Citation:
Ahmed, M. A., A. M. Al-mahallawi, S. N. El-helaly, and W. H. Abd-Elsalam, "The effect of the saturation degree of phospholipid on the formation of a novel self-assembled nano-micellar complex carrier with enhanced intestinal permeability.", International journal of pharmaceutics, vol. 569, pp. 118567, 2019.

Abstract:

The aim of this research was to formulate a novel nano-micellar complex carrier with intrinsically enhanced intestinal permeability for rosuvastatin calcium (RSV); as a model of BCS class III active pharmaceutical ingredients (APIs). The model drug is used primarily for treating hypercholesterolemia. Three phospholipid types with different degrees of saturation were chosen for the study. The saturation degree of the phospholipids was calculated accurately by proton NMR. A D-optimal statistical design was utilized to correlate the saturation degree of the phospholipids with the physico-chemical characteristics of the prepared nano-micellar carrier. The nature of the interaction between the phospholipids and the model drug was studied by proton NMR, photon correlation spectroscopy (PCS) and transmission electron microscopy (TEM). Molecular docking and molecular dynamics simulations were performed to understand the formation mechanism of the complex micelles on a molecular level. The results demonstrated that the interaction of the hydrophilic drug molecule with the polar head of a saturated phospholipid induces an intramolecular self-coiling of phospholipid saturated acyl chain leading to a structural transformation from a two-tailed cylindrical configuration into a one-tailed, surfactant-like configuration owing to the flexibility of the saturated chains. This transformation leads to the construction of a novel nano-micellar structure in which the drug has lower water solubility but higher lipophilicity than in traditional micelles. Permeability studies conducted on Caco-2 cells demonstrated that the novel nano-micellar carrier had superior permeability to that of the un-complexed hydrophilic drug. The optimized nano-micellar formulation showed significantly (P < 0.5) superior bioavailability in rats to that of the aqueous drug solution in terms of both the rate and extent of drug absorption.

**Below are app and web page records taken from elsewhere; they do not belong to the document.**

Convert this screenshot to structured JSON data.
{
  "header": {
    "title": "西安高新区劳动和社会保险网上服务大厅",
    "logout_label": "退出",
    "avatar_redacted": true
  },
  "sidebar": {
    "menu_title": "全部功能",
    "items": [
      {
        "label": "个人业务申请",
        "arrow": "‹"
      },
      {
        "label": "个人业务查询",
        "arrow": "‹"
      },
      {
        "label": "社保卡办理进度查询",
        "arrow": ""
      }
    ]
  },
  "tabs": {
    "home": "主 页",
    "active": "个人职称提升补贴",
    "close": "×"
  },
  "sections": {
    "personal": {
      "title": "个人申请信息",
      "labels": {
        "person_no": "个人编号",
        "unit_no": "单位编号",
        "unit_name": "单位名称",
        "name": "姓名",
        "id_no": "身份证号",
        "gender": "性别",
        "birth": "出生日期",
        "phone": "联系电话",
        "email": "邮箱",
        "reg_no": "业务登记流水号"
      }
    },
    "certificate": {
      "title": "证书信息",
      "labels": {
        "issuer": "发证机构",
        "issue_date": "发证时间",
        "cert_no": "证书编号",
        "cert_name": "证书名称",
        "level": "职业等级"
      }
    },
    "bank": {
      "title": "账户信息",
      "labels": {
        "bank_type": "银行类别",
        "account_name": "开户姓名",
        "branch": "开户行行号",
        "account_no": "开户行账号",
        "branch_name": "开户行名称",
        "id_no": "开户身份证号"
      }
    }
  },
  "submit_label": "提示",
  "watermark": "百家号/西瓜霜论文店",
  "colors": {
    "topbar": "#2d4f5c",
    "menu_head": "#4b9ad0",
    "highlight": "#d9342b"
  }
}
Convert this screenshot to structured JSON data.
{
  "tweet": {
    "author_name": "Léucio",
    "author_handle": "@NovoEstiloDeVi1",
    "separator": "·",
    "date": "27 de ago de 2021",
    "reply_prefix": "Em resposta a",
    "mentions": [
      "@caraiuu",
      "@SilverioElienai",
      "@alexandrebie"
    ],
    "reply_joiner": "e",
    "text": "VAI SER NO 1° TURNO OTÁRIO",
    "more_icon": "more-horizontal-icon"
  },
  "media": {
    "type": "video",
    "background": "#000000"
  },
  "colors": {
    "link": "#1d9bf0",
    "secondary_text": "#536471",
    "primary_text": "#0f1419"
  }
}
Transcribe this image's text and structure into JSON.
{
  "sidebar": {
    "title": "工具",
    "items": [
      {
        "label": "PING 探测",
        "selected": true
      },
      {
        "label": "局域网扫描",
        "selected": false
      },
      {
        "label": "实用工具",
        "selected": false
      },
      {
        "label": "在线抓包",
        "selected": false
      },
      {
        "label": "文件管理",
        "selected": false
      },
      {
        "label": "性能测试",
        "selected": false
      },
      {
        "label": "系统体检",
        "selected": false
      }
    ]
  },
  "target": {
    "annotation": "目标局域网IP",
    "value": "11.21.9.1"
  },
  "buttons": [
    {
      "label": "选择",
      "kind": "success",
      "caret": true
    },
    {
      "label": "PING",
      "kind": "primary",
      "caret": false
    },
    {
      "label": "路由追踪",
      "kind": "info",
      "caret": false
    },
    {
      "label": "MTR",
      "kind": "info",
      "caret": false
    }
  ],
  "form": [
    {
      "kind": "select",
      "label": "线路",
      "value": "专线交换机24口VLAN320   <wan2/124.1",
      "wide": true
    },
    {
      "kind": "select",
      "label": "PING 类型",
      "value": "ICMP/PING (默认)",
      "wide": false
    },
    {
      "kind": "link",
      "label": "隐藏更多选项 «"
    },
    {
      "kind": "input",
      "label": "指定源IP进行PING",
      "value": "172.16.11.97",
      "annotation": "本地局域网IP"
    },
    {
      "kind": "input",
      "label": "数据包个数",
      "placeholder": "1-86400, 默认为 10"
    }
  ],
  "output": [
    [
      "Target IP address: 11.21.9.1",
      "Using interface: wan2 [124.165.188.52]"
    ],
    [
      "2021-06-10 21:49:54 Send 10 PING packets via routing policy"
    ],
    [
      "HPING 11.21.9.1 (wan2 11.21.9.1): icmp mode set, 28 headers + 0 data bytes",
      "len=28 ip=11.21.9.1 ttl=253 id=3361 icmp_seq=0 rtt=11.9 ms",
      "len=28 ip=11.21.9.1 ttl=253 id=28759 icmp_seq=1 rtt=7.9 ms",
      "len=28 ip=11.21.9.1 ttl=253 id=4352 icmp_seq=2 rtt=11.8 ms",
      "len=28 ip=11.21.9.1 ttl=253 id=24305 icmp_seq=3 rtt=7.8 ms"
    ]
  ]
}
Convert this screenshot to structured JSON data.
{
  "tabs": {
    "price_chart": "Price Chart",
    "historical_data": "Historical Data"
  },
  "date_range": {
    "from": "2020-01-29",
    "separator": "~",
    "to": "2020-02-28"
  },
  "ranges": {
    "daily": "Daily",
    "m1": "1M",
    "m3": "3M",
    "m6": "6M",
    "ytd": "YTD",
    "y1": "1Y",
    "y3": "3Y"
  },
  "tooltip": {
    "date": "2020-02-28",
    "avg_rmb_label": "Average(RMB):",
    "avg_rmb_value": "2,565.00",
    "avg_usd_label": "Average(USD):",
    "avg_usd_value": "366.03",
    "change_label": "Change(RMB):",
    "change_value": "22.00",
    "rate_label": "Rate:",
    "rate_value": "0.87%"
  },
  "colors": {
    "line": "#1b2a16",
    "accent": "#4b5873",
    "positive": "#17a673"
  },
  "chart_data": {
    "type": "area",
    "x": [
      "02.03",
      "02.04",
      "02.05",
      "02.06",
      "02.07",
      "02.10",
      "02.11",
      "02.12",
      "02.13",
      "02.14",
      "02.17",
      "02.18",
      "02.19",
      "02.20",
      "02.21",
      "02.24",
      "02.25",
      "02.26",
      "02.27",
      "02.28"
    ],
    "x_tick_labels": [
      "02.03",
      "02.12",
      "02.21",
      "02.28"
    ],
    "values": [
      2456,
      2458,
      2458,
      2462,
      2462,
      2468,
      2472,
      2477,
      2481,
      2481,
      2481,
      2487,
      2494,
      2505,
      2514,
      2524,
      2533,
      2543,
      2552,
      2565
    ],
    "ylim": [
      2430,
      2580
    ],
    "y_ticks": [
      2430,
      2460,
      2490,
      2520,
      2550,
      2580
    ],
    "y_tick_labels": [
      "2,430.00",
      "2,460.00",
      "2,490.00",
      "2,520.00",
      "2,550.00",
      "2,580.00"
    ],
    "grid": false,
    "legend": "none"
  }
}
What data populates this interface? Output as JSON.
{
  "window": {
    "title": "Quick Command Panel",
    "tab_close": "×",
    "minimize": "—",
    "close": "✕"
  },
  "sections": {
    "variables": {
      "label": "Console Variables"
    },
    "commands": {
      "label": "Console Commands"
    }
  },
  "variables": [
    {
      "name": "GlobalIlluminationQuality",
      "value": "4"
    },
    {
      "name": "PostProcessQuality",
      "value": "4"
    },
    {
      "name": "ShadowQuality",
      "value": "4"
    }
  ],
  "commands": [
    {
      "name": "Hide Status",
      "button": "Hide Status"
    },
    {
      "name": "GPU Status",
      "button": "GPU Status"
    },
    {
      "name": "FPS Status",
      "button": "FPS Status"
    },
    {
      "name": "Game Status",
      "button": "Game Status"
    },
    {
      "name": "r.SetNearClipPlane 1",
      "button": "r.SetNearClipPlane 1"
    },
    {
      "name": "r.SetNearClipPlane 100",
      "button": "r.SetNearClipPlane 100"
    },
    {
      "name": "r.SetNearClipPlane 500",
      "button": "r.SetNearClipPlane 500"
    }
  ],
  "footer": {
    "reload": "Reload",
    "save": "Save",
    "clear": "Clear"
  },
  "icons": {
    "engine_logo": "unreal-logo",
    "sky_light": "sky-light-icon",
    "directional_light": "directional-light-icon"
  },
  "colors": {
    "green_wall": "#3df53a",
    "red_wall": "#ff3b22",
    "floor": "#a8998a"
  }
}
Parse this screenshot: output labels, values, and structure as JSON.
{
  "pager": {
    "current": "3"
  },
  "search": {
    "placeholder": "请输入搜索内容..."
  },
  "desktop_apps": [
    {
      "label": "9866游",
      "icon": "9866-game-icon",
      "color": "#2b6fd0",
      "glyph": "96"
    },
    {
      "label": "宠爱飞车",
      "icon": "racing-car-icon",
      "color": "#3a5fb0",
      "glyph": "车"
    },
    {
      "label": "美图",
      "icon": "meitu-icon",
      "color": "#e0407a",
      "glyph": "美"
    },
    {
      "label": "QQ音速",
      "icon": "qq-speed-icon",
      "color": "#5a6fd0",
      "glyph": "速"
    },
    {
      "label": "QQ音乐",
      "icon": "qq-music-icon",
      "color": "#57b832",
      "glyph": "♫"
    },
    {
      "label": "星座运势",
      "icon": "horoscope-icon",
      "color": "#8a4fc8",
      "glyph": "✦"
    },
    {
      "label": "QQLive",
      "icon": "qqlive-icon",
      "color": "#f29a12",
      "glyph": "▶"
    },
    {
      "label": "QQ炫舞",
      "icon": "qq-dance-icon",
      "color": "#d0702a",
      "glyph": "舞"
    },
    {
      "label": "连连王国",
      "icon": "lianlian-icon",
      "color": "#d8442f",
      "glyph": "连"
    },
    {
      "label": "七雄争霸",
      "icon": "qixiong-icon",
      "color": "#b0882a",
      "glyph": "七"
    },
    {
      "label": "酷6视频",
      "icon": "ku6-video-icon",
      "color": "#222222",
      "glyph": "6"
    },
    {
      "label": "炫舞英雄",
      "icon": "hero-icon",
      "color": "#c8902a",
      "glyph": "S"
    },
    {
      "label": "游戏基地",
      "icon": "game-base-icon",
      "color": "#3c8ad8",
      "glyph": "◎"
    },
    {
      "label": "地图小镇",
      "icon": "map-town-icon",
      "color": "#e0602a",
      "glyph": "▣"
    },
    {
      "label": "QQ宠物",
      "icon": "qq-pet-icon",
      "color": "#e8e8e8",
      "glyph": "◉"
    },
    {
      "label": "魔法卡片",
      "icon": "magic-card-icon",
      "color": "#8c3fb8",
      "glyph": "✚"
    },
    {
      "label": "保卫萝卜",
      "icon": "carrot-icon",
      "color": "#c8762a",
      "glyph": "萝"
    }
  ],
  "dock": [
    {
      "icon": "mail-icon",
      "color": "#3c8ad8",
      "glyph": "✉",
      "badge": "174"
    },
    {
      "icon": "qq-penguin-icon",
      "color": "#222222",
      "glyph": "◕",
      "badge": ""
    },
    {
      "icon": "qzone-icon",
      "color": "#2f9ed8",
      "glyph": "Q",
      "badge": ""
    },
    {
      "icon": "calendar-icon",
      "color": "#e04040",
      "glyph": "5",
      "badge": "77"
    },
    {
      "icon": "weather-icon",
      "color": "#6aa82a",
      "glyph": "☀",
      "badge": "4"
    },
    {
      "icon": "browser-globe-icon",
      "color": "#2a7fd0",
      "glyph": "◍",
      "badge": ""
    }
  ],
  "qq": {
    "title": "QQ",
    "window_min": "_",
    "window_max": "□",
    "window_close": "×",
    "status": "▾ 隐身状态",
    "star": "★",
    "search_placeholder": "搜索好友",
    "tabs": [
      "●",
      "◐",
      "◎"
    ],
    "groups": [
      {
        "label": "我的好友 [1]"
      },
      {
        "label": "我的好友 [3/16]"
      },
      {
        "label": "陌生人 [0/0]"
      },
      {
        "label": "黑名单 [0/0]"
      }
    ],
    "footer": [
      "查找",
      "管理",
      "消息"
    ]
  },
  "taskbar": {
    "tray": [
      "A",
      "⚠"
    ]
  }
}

Overall, the results confirmed that the formation of the phospholipid nano-micellar complex increased the permeability of the hydrophilic BCS class III drug and converted it to a class BCS I drug by a simple and effective formulation technique.